*Instructions to follow*
Copy all records exactly, excluding images.

[Dataset rows for apps and sites]
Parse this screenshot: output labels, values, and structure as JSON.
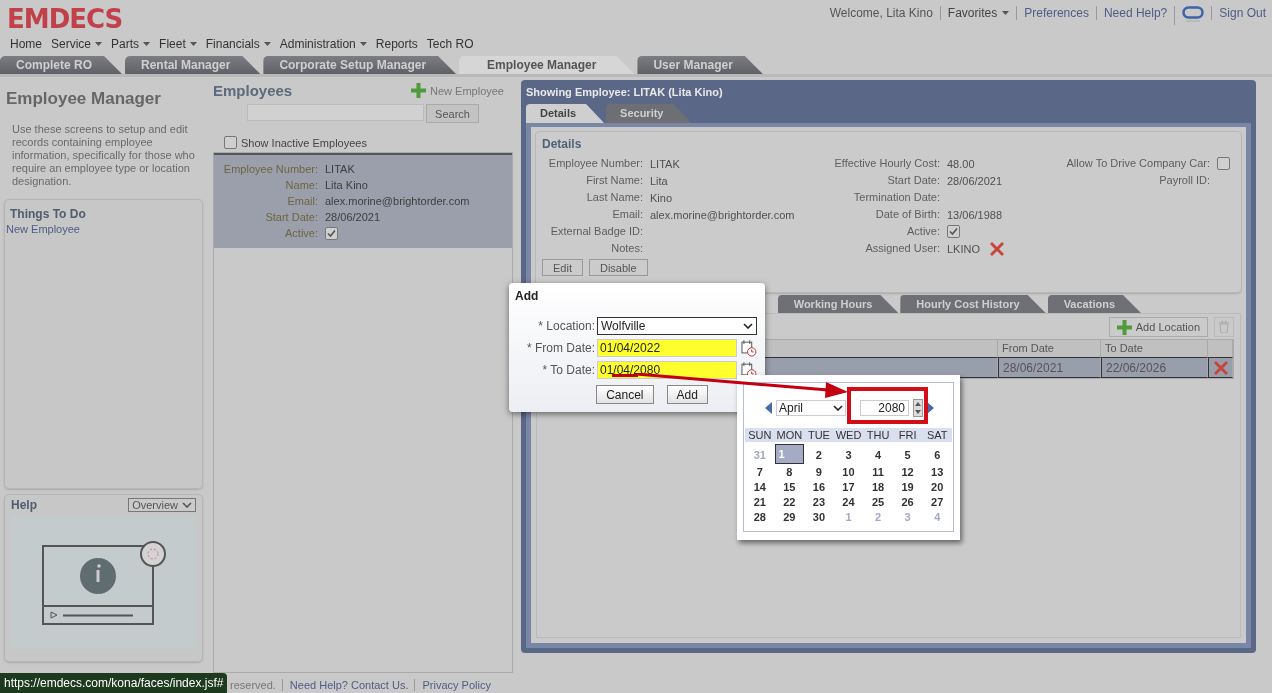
{
  "logo": "EMDECS",
  "top_links": [
    {
      "kind": "text",
      "label": "Welcome, Lita Kino"
    },
    {
      "kind": "menu",
      "label": "Favorites"
    },
    {
      "kind": "link",
      "label": "Preferences"
    },
    {
      "kind": "link",
      "label": "Need Help?"
    },
    {
      "kind": "icon"
    },
    {
      "kind": "link",
      "label": "Sign Out"
    }
  ],
  "menu": [
    {
      "label": "Home",
      "dropdown": false
    },
    {
      "label": "Service",
      "dropdown": true
    },
    {
      "label": "Parts",
      "dropdown": true
    },
    {
      "label": "Fleet",
      "dropdown": true
    },
    {
      "label": "Financials",
      "dropdown": true
    },
    {
      "label": "Administration",
      "dropdown": true
    },
    {
      "label": "Reports",
      "dropdown": false
    },
    {
      "label": "Tech RO",
      "dropdown": false
    }
  ],
  "app_tabs": [
    {
      "label": "Complete RO",
      "selected": false
    },
    {
      "label": "Rental Manager",
      "selected": false
    },
    {
      "label": "Corporate Setup Manager",
      "selected": false
    },
    {
      "label": "Employee Manager",
      "selected": true
    },
    {
      "label": "User Manager",
      "selected": false
    }
  ],
  "sidebar": {
    "title": "Employee Manager",
    "description": "Use these screens to setup and edit records containing employee information, specifically for those who require an employee type or location designation.",
    "todo": {
      "title": "Things To Do",
      "items": [
        "New Employee"
      ]
    },
    "help": {
      "title": "Help",
      "dropdown": "Overview"
    }
  },
  "employees": {
    "title": "Employees",
    "new_button": "New Employee",
    "search_button": "Search",
    "show_inactive": {
      "label": "Show Inactive Employees",
      "checked": false
    },
    "records": [
      {
        "selected": true,
        "fields": [
          {
            "kind": "text",
            "label": "Employee Number:",
            "value": "LITAK"
          },
          {
            "kind": "text",
            "label": "Name:",
            "value": "Lita Kino"
          },
          {
            "kind": "text",
            "label": "Email:",
            "value": "alex.morine@brightorder.com"
          },
          {
            "kind": "text",
            "label": "Start Date:",
            "value": "28/06/2021"
          },
          {
            "kind": "checkbox",
            "label": "Active:",
            "checked": true
          }
        ]
      }
    ]
  },
  "employee_panel": {
    "title": "Showing Employee: LITAK (Lita Kino)",
    "tabs": [
      {
        "label": "Details",
        "selected": true
      },
      {
        "label": "Security",
        "selected": false
      }
    ],
    "details": {
      "title": "Details",
      "columns": [
        [
          {
            "kind": "text",
            "label": "Employee Number:",
            "value": "LITAK"
          },
          {
            "kind": "text",
            "label": "First Name:",
            "value": "Lita"
          },
          {
            "kind": "text",
            "label": "Last Name:",
            "value": "Kino"
          },
          {
            "kind": "text",
            "label": "Email:",
            "value": "alex.morine@brightorder.com"
          },
          {
            "kind": "text",
            "label": "External Badge ID:"
          },
          {
            "kind": "text",
            "label": "Notes:"
          }
        ],
        [
          {
            "kind": "text",
            "label": "Effective Hourly Cost:",
            "value": "48.00"
          },
          {
            "kind": "text",
            "label": "Start Date:",
            "value": "28/06/2021"
          },
          {
            "kind": "text",
            "label": "Termination Date:"
          },
          {
            "kind": "text",
            "label": "Date of Birth:",
            "value": "13/06/1988"
          },
          {
            "kind": "checkbox",
            "label": "Active:",
            "checked": true
          },
          {
            "kind": "user",
            "label": "Assigned User:",
            "value": "LKINO"
          }
        ],
        [
          {
            "kind": "checkbox",
            "label": "Allow To Drive Company Car:",
            "checked": false
          },
          {
            "kind": "text",
            "label": "Payroll ID:"
          }
        ]
      ],
      "buttons": [
        "Edit",
        "Disable"
      ]
    },
    "sub_tabs": [
      {
        "label": "Working Hours",
        "selected": false
      },
      {
        "label": "Hourly Cost History",
        "selected": false
      },
      {
        "label": "Vacations",
        "selected": false
      }
    ],
    "add_button": "Add Location",
    "table": {
      "columns": [
        "From Date",
        "To Date"
      ],
      "rows": [
        {
          "selected": true,
          "cells": [
            "28/06/2021",
            "22/06/2026"
          ]
        }
      ]
    }
  },
  "dialog": {
    "title": "Add",
    "fields": [
      {
        "kind": "select",
        "label": "* Location:",
        "value": "Wolfville"
      },
      {
        "kind": "date",
        "label": "* From Date:",
        "value": "01/04/2022",
        "highlighted": true
      },
      {
        "kind": "date",
        "label": "* To Date:",
        "value": "01/04/2080",
        "highlighted": true
      }
    ],
    "buttons": [
      "Cancel",
      "Add"
    ]
  },
  "calendar": {
    "month": "April",
    "year": "2080",
    "weekdays": [
      "SUN",
      "MON",
      "TUE",
      "WED",
      "THU",
      "FRI",
      "SAT"
    ],
    "days": [
      {
        "day": "31",
        "other_month": true,
        "selected": false
      },
      {
        "day": "1",
        "other_month": false,
        "selected": true
      },
      {
        "day": "2",
        "other_month": false,
        "selected": false
      },
      {
        "day": "3",
        "other_month": false,
        "selected": false
      },
      {
        "day": "4",
        "other_month": false,
        "selected": false
      },
      {
        "day": "5",
        "other_month": false,
        "selected": false
      },
      {
        "day": "6",
        "other_month": false,
        "selected": false
      },
      {
        "day": "7",
        "other_month": false,
        "selected": false
      },
      {
        "day": "8",
        "other_month": false,
        "selected": false
      },
      {
        "day": "9",
        "other_month": false,
        "selected": false
      },
      {
        "day": "10",
        "other_month": false,
        "selected": false
      },
      {
        "day": "11",
        "other_month": false,
        "selected": false
      },
      {
        "day": "12",
        "other_month": false,
        "selected": false
      },
      {
        "day": "13",
        "other_month": false,
        "selected": false
      },
      {
        "day": "14",
        "other_month": false,
        "selected": false
      },
      {
        "day": "15",
        "other_month": false,
        "selected": false
      },
      {
        "day": "16",
        "other_month": false,
        "selected": false
      },
      {
        "day": "17",
        "other_month": false,
        "selected": false
      },
      {
        "day": "18",
        "other_month": false,
        "selected": false
      },
      {
        "day": "19",
        "other_month": false,
        "selected": false
      },
      {
        "day": "20",
        "other_month": false,
        "selected": false
      },
      {
        "day": "21",
        "other_month": false,
        "selected": false
      },
      {
        "day": "22",
        "other_month": false,
        "selected": false
      },
      {
        "day": "23",
        "other_month": false,
        "selected": false
      },
      {
        "day": "24",
        "other_month": false,
        "selected": false
      },
      {
        "day": "25",
        "other_month": false,
        "selected": false
      },
      {
        "day": "26",
        "other_month": false,
        "selected": false
      },
      {
        "day": "27",
        "other_month": false,
        "selected": false
      },
      {
        "day": "28",
        "other_month": false,
        "selected": false
      },
      {
        "day": "29",
        "other_month": false,
        "selected": false
      },
      {
        "day": "30",
        "other_month": false,
        "selected": false
      },
      {
        "day": "1",
        "other_month": true,
        "selected": false
      },
      {
        "day": "2",
        "other_month": true,
        "selected": false
      },
      {
        "day": "3",
        "other_month": true,
        "selected": false
      },
      {
        "day": "4",
        "other_month": true,
        "selected": false
      }
    ]
  },
  "footer": {
    "text": "reserved.",
    "links": [
      "Need Help? Contact Us.",
      "Privacy Policy"
    ]
  },
  "status_url": "https://emdecs.com/kona/faces/index.jsf#"
}
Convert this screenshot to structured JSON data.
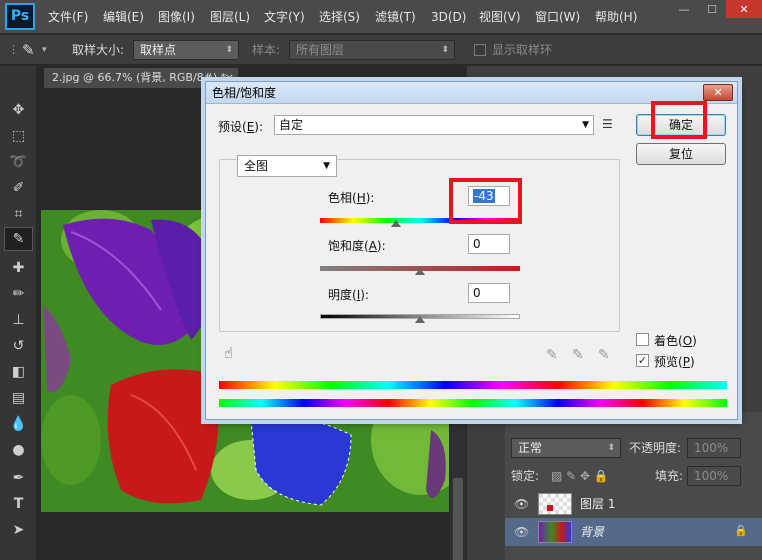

*Exercise output*
Parse this screenshot: output labels, values, and structure as JSON.
{
  "logo": "EMDECS",
  "top_links": [
    {
      "kind": "text",
      "label": "Welcome, Lita Kino"
    },
    {
      "kind": "menu",
      "label": "Favorites"
    },
    {
      "kind": "link",
      "label": "Preferences"
    },
    {
      "kind": "link",
      "label": "Need Help?"
    },
    {
      "kind": "icon"
    },
    {
      "kind": "link",
      "label": "Sign Out"
    }
  ],
  "menu": [
    {
      "label": "Home",
      "dropdown": false
    },
    {
      "label": "Service",
      "dropdown": true
    },
    {
      "label": "Parts",
      "dropdown": true
    },
    {
      "label": "Fleet",
      "dropdown": true
    },
    {
      "label": "Financials",
      "dropdown": true
    },
    {
      "label": "Administration",
      "dropdown": true
    },
    {
      "label": "Reports",
      "dropdown": false
    },
    {
      "label": "Tech RO",
      "dropdown": false
    }
  ],
  "app_tabs": [
    {
      "label": "Complete RO",
      "selected": false
    },
    {
      "label": "Rental Manager",
      "selected": false
    },
    {
      "label": "Corporate Setup Manager",
      "selected": false
    },
    {
      "label": "Employee Manager",
      "selected": true
    },
    {
      "label": "User Manager",
      "selected": false
    }
  ],
  "sidebar": {
    "title": "Employee Manager",
    "description": "Use these screens to setup and edit records containing employee information, specifically for those who require an employee type or location designation.",
    "todo": {
      "title": "Things To Do",
      "items": [
        "New Employee"
      ]
    },
    "help": {
      "title": "Help",
      "dropdown": "Overview"
    }
  },
  "employees": {
    "title": "Employees",
    "new_button": "New Employee",
    "search_button": "Search",
    "show_inactive": {
      "label": "Show Inactive Employees",
      "checked": false
    },
    "records": [
      {
        "selected": true,
        "fields": [
          {
            "kind": "text",
            "label": "Employee Number:",
            "value": "LITAK"
          },
          {
            "kind": "text",
            "label": "Name:",
            "value": "Lita Kino"
          },
          {
            "kind": "text",
            "label": "Email:",
            "value": "alex.morine@brightorder.com"
          },
          {
            "kind": "text",
            "label": "Start Date:",
            "value": "28/06/2021"
          },
          {
            "kind": "checkbox",
            "label": "Active:",
            "checked": true
          }
        ]
      }
    ]
  },
  "employee_panel": {
    "title": "Showing Employee: LITAK (Lita Kino)",
    "tabs": [
      {
        "label": "Details",
        "selected": true
      },
      {
        "label": "Security",
        "selected": false
      }
    ],
    "details": {
      "title": "Details",
      "columns": [
        [
          {
            "kind": "text",
            "label": "Employee Number:",
            "value": "LITAK"
          },
          {
            "kind": "text",
            "label": "First Name:",
            "value": "Lita"
          },
          {
            "kind": "text",
            "label": "Last Name:",
            "value": "Kino"
          },
          {
            "kind": "text",
            "label": "Email:",
            "value": "alex.morine@brightorder.com"
          },
          {
            "kind": "text",
            "label": "External Badge ID:"
          },
          {
            "kind": "text",
            "label": "Notes:"
          }
        ],
        [
          {
            "kind": "text",
            "label": "Effective Hourly Cost:",
            "value": "48.00"
          },
          {
            "kind": "text",
            "label": "Start Date:",
            "value": "28/06/2021"
          },
          {
            "kind": "text",
            "label": "Termination Date:"
          },
          {
            "kind": "text",
            "label": "Date of Birth:",
            "value": "13/06/1988"
          },
          {
            "kind": "checkbox",
            "label": "Active:",
            "checked": true
          },
          {
            "kind": "user",
            "label": "Assigned User:",
            "value": "LKINO"
          }
        ],
        [
          {
            "kind": "checkbox",
            "label": "Allow To Drive Company Car:",
            "checked": false
          },
          {
            "kind": "text",
            "label": "Payroll ID:"
          }
        ]
      ],
      "buttons": [
        "Edit",
        "Disable"
      ]
    },
    "sub_tabs": [
      {
        "label": "Working Hours",
        "selected": false
      },
      {
        "label": "Hourly Cost History",
        "selected": false
      },
      {
        "label": "Vacations",
        "selected": false
      }
    ],
    "add_button": "Add Location",
    "table": {
      "columns": [
        "From Date",
        "To Date"
      ],
      "rows": [
        {
          "selected": true,
          "cells": [
            "28/06/2021",
            "22/06/2026"
          ]
        }
      ]
    }
  },
  "dialog": {
    "title": "Add",
    "fields": [
      {
        "kind": "select",
        "label": "* Location:",
        "value": "Wolfville"
      },
      {
        "kind": "date",
        "label": "* From Date:",
        "value": "01/04/2022",
        "highlighted": true
      },
      {
        "kind": "date",
        "label": "* To Date:",
        "value": "01/04/2080",
        "highlighted": true
      }
    ],
    "buttons": [
      "Cancel",
      "Add"
    ]
  },
  "calendar": {
    "month": "April",
    "year": "2080",
    "weekdays": [
      "SUN",
      "MON",
      "TUE",
      "WED",
      "THU",
      "FRI",
      "SAT"
    ],
    "days": [
      {
        "day": "31",
        "other_month": true,
        "selected": false
      },
      {
        "day": "1",
        "other_month": false,
        "selected": true
      },
      {
        "day": "2",
        "other_month": false,
        "selected": false
      },
      {
        "day": "3",
        "other_month": false,
        "selected": false
      },
      {
        "day": "4",
        "other_month": false,
        "selected": false
      },
      {
        "day": "5",
        "other_month": false,
        "selected": false
      },
      {
        "day": "6",
        "other_month": false,
        "selected": false
      },
      {
        "day": "7",
        "other_month": false,
        "selected": false
      },
      {
        "day": "8",
        "other_month": false,
        "selected": false
      },
      {
        "day": "9",
        "other_month": false,
        "selected": false
      },
      {
        "day": "10",
        "other_month": false,
        "selected": false
      },
      {
        "day": "11",
        "other_month": false,
        "selected": false
      },
      {
        "day": "12",
        "other_month": false,
        "selected": false
      },
      {
        "day": "13",
        "other_month": false,
        "selected": false
      },
      {
        "day": "14",
        "other_month": false,
        "selected": false
      },
      {
        "day": "15",
        "other_month": false,
        "selected": false
      },
      {
        "day": "16",
        "other_month": false,
        "selected": false
      },
      {
        "day": "17",
        "other_month": false,
        "selected": false
      },
      {
        "day": "18",
        "other_month": false,
        "selected": false
      },
      {
        "day": "19",
        "other_month": false,
        "selected": false
      },
      {
        "day": "20",
        "other_month": false,
        "selected": false
      },
      {
        "day": "21",
        "other_month": false,
        "selected": false
      },
      {
        "day": "22",
        "other_month": false,
        "selected": false
      },
      {
        "day": "23",
        "other_month": false,
        "selected": false
      },
      {
        "day": "24",
        "other_month": false,
        "selected": false
      },
      {
        "day": "25",
        "other_month": false,
        "selected": false
      },
      {
        "day": "26",
        "other_month": false,
        "selected": false
      },
      {
        "day": "27",
        "other_month": false,
        "selected": false
      },
      {
        "day": "28",
        "other_month": false,
        "selected": false
      },
      {
        "day": "29",
        "other_month": false,
        "selected": false
      },
      {
        "day": "30",
        "other_month": false,
        "selected": false
      },
      {
        "day": "1",
        "other_month": true,
        "selected": false
      },
      {
        "day": "2",
        "other_month": true,
        "selected": false
      },
      {
        "day": "3",
        "other_month": true,
        "selected": false
      },
      {
        "day": "4",
        "other_month": true,
        "selected": false
      }
    ]
  },
  "footer": {
    "text": "reserved.",
    "links": [
      "Need Help? Contact Us.",
      "Privacy Policy"
    ]
  },
  "status_url": "https://emdecs.com/kona/faces/index.jsf#"
}
Convert this screenshot to structured JSON data.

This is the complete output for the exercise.